News & Insights

Great American Outdoors Act and Colorado congressional delegation to combat invasive species on federal lands

The Great American Outdoors Act (GAOA) provides an opportunity to combat the growing problem of invasive species on federal lands. Colorado’s congressional delegation can assure some GAOA funds are used to protect the ecological integrity of national parks and other public lands.

Above scene of Escalante River after removal of invasive species

Russian olives displacing cottonwoods

According to the U.S. Fish and Wildlife Service, invasive species are spreading at “astonishing rates.” It concluded that almost one-third of plants and animals currently protected under the Endangered Species Act are considered to be at risk in part due to competition with invasive species. 

The Bureau of Land Management estimates almost 123,000 square miles of the lands it manages are negatively impacted by noxious and invasive weeds. According to the National Park Service, exotic invasive plants cover about 1.4 million acres managed by the agency. 

The agency has documented at least 42 invasive exotic plant species in Rocky Mountain National Park. That number is growing, and the distribution and acreage of invasive plants is expanding.

The GAOA will provide up to $1.9 billion a year for five years to tackle deferred maintenance on federal lands. Most of the funds will be directed at facilities and utilities in national parks. For example, RMNP has proposed using GAOA funds to rehabilitate the headquarters east water system, and the electrical distribution system in the Moraine Park campground. Unfortunately, the initial list of GAOA projects proposed for funding by the National Park Service included none that address control of invasive species.

More than a century ago, the legislation establishing the National Park Service stated the basic intent of our national park system: “to conserve the scenery, natural and historic objects, and wild life … by such means as will leave them unimpaired for the enjoyment of future generations.” This mandate was reinforced more than 20 years ago by Executive Order 13112, which gave federal land management agencies the responsibility to detect and control invasive species, and restore native habitat.

Native landscapes and habitat provide the foundation for maintaining the integrity, stability, beauty and natural characteristics of our national parks, including the plants and animals within them.

The wholeness of the biotic community and the interdependence within it is dramatically disrupted by invasive species, which are spreading rapidly in national parks, despite efforts to control them.

It can be argued that maintaining the ecological integrity of national parks is as important as maintaining roads, bridges, campgrounds, visitor centers and utilities.

Taken to its extreme, what good is an improved campground or road in Redwoods National Park if invasive species displace Sequoia sempervirens?

Continued support for invasive species control efforts (Russian Olive or tamarisk on riverbanks) with ERWP - After

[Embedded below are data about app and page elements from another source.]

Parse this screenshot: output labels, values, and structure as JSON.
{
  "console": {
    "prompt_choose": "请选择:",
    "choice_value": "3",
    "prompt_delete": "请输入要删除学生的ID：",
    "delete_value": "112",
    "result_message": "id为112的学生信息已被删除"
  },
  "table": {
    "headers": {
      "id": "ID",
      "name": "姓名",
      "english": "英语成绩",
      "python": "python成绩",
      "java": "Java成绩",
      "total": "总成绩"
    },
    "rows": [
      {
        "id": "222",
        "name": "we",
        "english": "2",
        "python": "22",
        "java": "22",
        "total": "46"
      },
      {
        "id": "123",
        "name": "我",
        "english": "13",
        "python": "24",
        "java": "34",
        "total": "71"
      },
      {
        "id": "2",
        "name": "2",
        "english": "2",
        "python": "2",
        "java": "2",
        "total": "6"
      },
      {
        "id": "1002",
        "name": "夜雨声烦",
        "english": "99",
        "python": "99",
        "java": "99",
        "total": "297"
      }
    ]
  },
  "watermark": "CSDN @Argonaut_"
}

The Colorado congressional delegation can help assure that GAOA funds are used to combat the growing invasive species problem on our federal lands. Reps. Lauren Boebert, Diana DeGette, Doug Lamborn and Joe Neguse serve on the House Natural Resources Committee. Mr. Neguse was recently appointed chair of the subcommittee on National Parks, Forests and Public Lands. Sen. John Hickenlooper serves on the Senate Energy and Natural Resources Committee. Both committees have jurisdiction over GAOA-funded projects. Their bipartisan efforts could help assure GAOA is used to combat invasive species in Colorado’s national parks and other federal lands.

Controlling invasive species on federal lands is a massive need that is massively underfunded. GAOA is a revenue source that could make a material difference in restoring native habitat and protecting the ecological integrity of lands that have not been adversely impacted. Coloradans can make this happen.

Ronald Rudolph holds a Master’s of Science in Energy and Resources from the University of California, Berkeley. He was a founding Executive Committee member of the Renewable & Sustainable Energy Institute at the University of Colorado, Boulder. He can be reached at ronald.rudoph@cardno.com.

Author: Ronald Rudolph is the Vice President of Business Development for Cardno's Americas Region. He is based in Colorado, United States.